Data records START

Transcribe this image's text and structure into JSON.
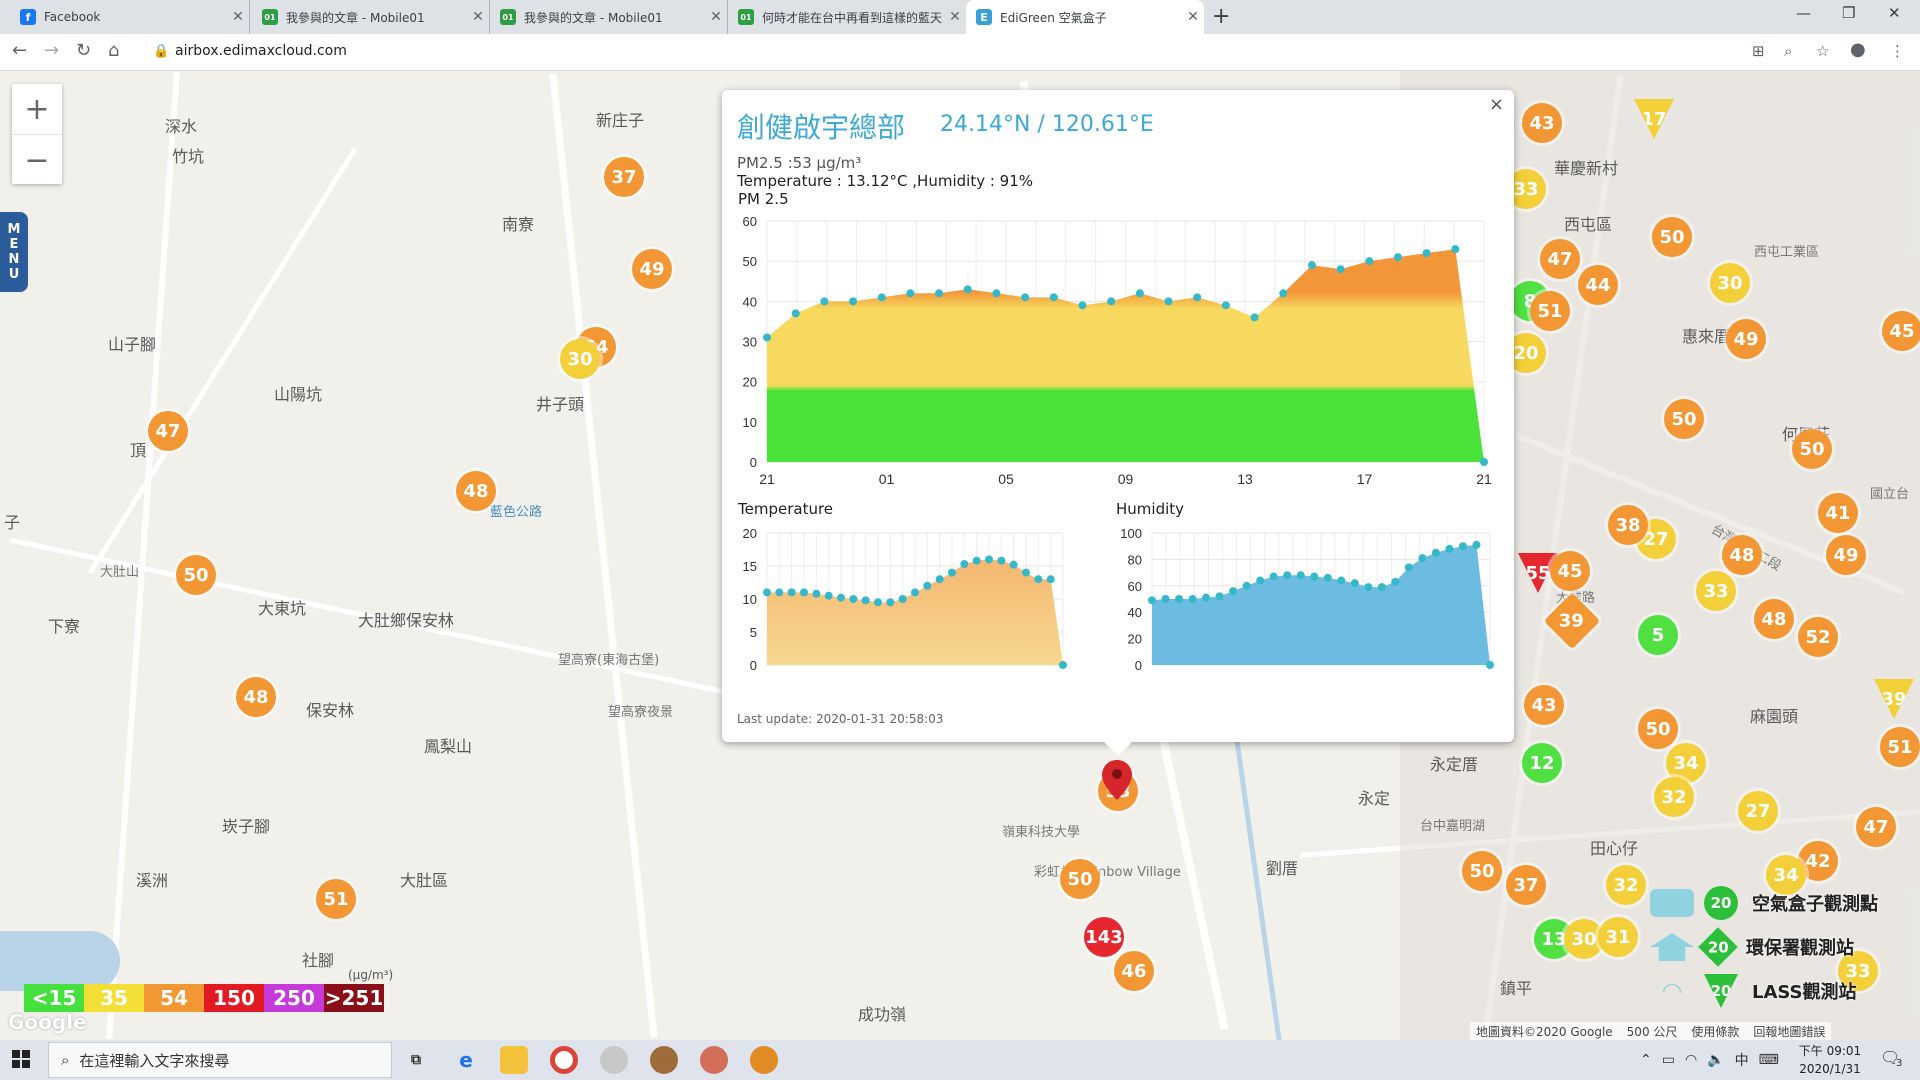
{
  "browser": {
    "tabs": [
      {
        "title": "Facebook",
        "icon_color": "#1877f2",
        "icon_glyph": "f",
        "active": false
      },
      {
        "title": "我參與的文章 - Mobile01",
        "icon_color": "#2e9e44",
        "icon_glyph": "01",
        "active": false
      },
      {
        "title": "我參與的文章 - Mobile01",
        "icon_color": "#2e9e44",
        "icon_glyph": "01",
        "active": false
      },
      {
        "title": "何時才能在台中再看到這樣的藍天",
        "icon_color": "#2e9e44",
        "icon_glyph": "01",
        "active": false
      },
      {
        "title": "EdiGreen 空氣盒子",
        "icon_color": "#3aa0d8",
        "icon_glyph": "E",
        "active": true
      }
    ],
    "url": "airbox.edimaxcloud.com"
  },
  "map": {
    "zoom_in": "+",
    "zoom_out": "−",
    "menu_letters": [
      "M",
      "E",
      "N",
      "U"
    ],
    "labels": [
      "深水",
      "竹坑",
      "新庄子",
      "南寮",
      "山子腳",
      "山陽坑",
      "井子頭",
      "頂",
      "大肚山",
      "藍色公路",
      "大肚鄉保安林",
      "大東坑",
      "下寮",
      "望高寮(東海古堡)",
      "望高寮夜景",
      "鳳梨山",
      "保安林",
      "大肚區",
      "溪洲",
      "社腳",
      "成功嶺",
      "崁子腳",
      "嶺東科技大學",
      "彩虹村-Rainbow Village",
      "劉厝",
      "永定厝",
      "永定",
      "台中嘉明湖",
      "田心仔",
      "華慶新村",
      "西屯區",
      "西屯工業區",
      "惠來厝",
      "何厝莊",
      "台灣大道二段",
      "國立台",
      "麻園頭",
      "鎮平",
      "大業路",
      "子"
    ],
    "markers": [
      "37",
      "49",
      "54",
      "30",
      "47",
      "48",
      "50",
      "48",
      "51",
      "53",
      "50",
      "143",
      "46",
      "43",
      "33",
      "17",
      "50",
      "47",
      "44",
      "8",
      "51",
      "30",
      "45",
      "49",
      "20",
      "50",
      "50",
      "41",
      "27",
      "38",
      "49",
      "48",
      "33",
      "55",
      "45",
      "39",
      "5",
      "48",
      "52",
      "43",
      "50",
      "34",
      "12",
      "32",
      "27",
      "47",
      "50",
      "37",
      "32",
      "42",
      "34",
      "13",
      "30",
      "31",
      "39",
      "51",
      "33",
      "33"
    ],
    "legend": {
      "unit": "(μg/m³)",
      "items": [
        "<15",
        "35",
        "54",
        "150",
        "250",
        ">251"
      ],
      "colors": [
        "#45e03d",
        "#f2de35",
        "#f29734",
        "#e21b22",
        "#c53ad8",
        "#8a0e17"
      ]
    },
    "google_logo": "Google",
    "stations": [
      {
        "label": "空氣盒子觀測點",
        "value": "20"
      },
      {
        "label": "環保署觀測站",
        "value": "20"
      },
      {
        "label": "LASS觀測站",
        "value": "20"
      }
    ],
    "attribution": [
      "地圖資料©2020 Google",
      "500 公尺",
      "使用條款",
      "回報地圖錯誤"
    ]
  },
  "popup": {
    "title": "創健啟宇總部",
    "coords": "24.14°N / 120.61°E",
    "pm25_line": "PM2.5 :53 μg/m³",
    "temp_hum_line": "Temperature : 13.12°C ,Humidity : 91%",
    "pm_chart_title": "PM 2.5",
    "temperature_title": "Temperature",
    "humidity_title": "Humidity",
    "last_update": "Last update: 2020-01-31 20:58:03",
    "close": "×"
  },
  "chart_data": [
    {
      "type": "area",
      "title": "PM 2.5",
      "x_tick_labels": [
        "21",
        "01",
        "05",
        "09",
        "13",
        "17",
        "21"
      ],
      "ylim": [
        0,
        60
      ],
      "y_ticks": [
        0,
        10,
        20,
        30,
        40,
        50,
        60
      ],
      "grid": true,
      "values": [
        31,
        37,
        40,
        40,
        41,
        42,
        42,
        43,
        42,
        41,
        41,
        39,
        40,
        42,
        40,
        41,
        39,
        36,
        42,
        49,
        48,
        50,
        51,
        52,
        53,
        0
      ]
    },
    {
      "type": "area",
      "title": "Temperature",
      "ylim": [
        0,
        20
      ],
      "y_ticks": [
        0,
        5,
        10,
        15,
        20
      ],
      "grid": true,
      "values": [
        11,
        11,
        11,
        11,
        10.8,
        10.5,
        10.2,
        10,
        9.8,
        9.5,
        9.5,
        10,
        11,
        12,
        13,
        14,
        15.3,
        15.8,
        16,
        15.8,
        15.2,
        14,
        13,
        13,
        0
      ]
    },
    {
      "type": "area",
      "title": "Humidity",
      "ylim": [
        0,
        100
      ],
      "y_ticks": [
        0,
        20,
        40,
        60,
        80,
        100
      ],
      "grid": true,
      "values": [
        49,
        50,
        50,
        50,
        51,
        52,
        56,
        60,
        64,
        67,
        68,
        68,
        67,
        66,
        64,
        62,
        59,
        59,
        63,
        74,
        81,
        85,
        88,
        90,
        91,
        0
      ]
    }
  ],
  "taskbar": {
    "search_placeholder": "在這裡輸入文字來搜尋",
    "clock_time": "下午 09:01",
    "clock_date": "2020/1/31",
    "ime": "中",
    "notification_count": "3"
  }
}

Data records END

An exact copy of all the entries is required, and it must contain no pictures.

Transcribe this image's text and structure into JSON.
{
  "browser": {
    "tabs": [
      {
        "title": "Facebook",
        "icon_color": "#1877f2",
        "icon_glyph": "f",
        "active": false
      },
      {
        "title": "我參與的文章 - Mobile01",
        "icon_color": "#2e9e44",
        "icon_glyph": "01",
        "active": false
      },
      {
        "title": "我參與的文章 - Mobile01",
        "icon_color": "#2e9e44",
        "icon_glyph": "01",
        "active": false
      },
      {
        "title": "何時才能在台中再看到這樣的藍天",
        "icon_color": "#2e9e44",
        "icon_glyph": "01",
        "active": false
      },
      {
        "title": "EdiGreen 空氣盒子",
        "icon_color": "#3aa0d8",
        "icon_glyph": "E",
        "active": true
      }
    ],
    "url": "airbox.edimaxcloud.com"
  },
  "map": {
    "zoom_in": "+",
    "zoom_out": "−",
    "menu_letters": [
      "M",
      "E",
      "N",
      "U"
    ],
    "labels": [
      "深水",
      "竹坑",
      "新庄子",
      "南寮",
      "山子腳",
      "山陽坑",
      "井子頭",
      "頂",
      "大肚山",
      "藍色公路",
      "大肚鄉保安林",
      "大東坑",
      "下寮",
      "望高寮(東海古堡)",
      "望高寮夜景",
      "鳳梨山",
      "保安林",
      "大肚區",
      "溪洲",
      "社腳",
      "成功嶺",
      "崁子腳",
      "嶺東科技大學",
      "彩虹村-Rainbow Village",
      "劉厝",
      "永定厝",
      "永定",
      "台中嘉明湖",
      "田心仔",
      "華慶新村",
      "西屯區",
      "西屯工業區",
      "惠來厝",
      "何厝莊",
      "台灣大道二段",
      "國立台",
      "麻園頭",
      "鎮平",
      "大業路",
      "子"
    ],
    "markers": [
      "37",
      "49",
      "54",
      "30",
      "47",
      "48",
      "50",
      "48",
      "51",
      "53",
      "50",
      "143",
      "46",
      "43",
      "33",
      "17",
      "50",
      "47",
      "44",
      "8",
      "51",
      "30",
      "45",
      "49",
      "20",
      "50",
      "50",
      "41",
      "27",
      "38",
      "49",
      "48",
      "33",
      "55",
      "45",
      "39",
      "5",
      "48",
      "52",
      "43",
      "50",
      "34",
      "12",
      "32",
      "27",
      "47",
      "50",
      "37",
      "32",
      "42",
      "34",
      "13",
      "30",
      "31",
      "39",
      "51",
      "33",
      "33"
    ],
    "legend": {
      "unit": "(μg/m³)",
      "items": [
        "<15",
        "35",
        "54",
        "150",
        "250",
        ">251"
      ],
      "colors": [
        "#45e03d",
        "#f2de35",
        "#f29734",
        "#e21b22",
        "#c53ad8",
        "#8a0e17"
      ]
    },
    "google_logo": "Google",
    "stations": [
      {
        "label": "空氣盒子觀測點",
        "value": "20"
      },
      {
        "label": "環保署觀測站",
        "value": "20"
      },
      {
        "label": "LASS觀測站",
        "value": "20"
      }
    ],
    "attribution": [
      "地圖資料©2020 Google",
      "500 公尺",
      "使用條款",
      "回報地圖錯誤"
    ]
  },
  "popup": {
    "title": "創健啟宇總部",
    "coords": "24.14°N / 120.61°E",
    "pm25_line": "PM2.5 :53 μg/m³",
    "temp_hum_line": "Temperature : 13.12°C ,Humidity : 91%",
    "pm_chart_title": "PM 2.5",
    "temperature_title": "Temperature",
    "humidity_title": "Humidity",
    "last_update": "Last update: 2020-01-31 20:58:03",
    "close": "×"
  },
  "chart_data": [
    {
      "type": "area",
      "title": "PM 2.5",
      "x_tick_labels": [
        "21",
        "01",
        "05",
        "09",
        "13",
        "17",
        "21"
      ],
      "ylim": [
        0,
        60
      ],
      "y_ticks": [
        0,
        10,
        20,
        30,
        40,
        50,
        60
      ],
      "grid": true,
      "values": [
        31,
        37,
        40,
        40,
        41,
        42,
        42,
        43,
        42,
        41,
        41,
        39,
        40,
        42,
        40,
        41,
        39,
        36,
        42,
        49,
        48,
        50,
        51,
        52,
        53,
        0
      ]
    },
    {
      "type": "area",
      "title": "Temperature",
      "ylim": [
        0,
        20
      ],
      "y_ticks": [
        0,
        5,
        10,
        15,
        20
      ],
      "grid": true,
      "values": [
        11,
        11,
        11,
        11,
        10.8,
        10.5,
        10.2,
        10,
        9.8,
        9.5,
        9.5,
        10,
        11,
        12,
        13,
        14,
        15.3,
        15.8,
        16,
        15.8,
        15.2,
        14,
        13,
        13,
        0
      ]
    },
    {
      "type": "area",
      "title": "Humidity",
      "ylim": [
        0,
        100
      ],
      "y_ticks": [
        0,
        20,
        40,
        60,
        80,
        100
      ],
      "grid": true,
      "values": [
        49,
        50,
        50,
        50,
        51,
        52,
        56,
        60,
        64,
        67,
        68,
        68,
        67,
        66,
        64,
        62,
        59,
        59,
        63,
        74,
        81,
        85,
        88,
        90,
        91,
        0
      ]
    }
  ],
  "taskbar": {
    "search_placeholder": "在這裡輸入文字來搜尋",
    "clock_time": "下午 09:01",
    "clock_date": "2020/1/31",
    "ime": "中",
    "notification_count": "3"
  }
}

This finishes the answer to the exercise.